◆ Task brief ◆
Retype every entry below without altering anything.

◆ Data extracts ◆
◇ ◇ ◇ ◇ ◇

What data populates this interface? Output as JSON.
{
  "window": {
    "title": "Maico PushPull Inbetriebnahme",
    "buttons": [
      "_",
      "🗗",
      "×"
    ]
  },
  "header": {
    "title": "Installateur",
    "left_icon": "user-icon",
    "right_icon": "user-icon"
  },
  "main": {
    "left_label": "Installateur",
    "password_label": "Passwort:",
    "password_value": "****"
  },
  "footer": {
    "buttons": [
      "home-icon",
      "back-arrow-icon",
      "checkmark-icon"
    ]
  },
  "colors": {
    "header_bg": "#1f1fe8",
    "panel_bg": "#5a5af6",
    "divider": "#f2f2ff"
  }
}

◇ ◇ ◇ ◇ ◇

◆ Exercise output ◆
What data populates this interface? Output as JSON.
{
  "window": {
    "title": "Maico PushPull Inbetriebnahme",
    "buttons": [
      "_",
      "🗗",
      "×"
    ]
  },
  "header": {
    "title": "Installateur",
    "left_icon": "user-icon",
    "right_icon": "user-icon"
  },
  "main": {
    "left_label": "Installateur",
    "password_label": "Passwort:",
    "password_value": "****"
  },
  "footer": {
    "buttons": [
      "home-icon",
      "back-arrow-icon",
      "checkmark-icon"
    ]
  },
  "colors": {
    "header_bg": "#1f1fe8",
    "panel_bg": "#5a5af6",
    "divider": "#f2f2ff"
  }
}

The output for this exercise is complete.